Beirut’s latest album, The Rip Tide, is going to pull a lot of people back into Zach Condon’s playful parade of rhythm, strings, brass, and more brass. If they left after the magical frustration of March of the Zapotec, then this album will soothe their fears.
Condon’s found his footing with tracks like “East Harlem” and “Goshen 1.” The latter of which Condon actually incorporates a fragile gospelness in his singing for which his collective joins in for a raucous effort at salvation. A truly standout track in Beirut’s short career.
But, my only complaint over the years of Beirut is that Condon moves from one geographic muse to another too quickly. It’s like, what if the Beatles went from “I Want To Hold Your Hand” to “I Am The Walrus” in three albums instead 12? Ok, so Condon’s transformation hasn’t been that extreme, but there doesn’t seem to be an evolutionary process.

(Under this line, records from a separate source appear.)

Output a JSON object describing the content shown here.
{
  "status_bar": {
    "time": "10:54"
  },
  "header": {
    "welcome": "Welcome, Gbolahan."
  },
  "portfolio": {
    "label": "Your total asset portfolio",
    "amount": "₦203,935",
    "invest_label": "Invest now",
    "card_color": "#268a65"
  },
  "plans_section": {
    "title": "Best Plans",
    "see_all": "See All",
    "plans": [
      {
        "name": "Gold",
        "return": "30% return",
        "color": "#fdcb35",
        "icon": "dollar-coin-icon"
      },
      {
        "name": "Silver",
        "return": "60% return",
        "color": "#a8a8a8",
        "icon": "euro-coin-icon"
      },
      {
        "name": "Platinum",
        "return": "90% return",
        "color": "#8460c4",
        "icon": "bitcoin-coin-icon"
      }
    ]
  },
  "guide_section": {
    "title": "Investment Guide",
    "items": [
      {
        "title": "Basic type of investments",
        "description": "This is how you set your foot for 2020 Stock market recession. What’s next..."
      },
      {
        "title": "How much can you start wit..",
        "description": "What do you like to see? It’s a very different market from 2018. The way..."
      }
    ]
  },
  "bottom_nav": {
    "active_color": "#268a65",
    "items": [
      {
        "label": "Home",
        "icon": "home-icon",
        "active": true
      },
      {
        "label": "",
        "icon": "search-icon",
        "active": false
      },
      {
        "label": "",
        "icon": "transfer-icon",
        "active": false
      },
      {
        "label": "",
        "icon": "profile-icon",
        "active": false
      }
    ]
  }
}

But does it really matter? Fans of Neutral Milk Hotel, The Decemberists, Sufjan Stevens or other such odd pop collectives will find everything as it should be in the world of Beirut, and thankfully Condon is allowing us to come along for the ride, wherever that may be.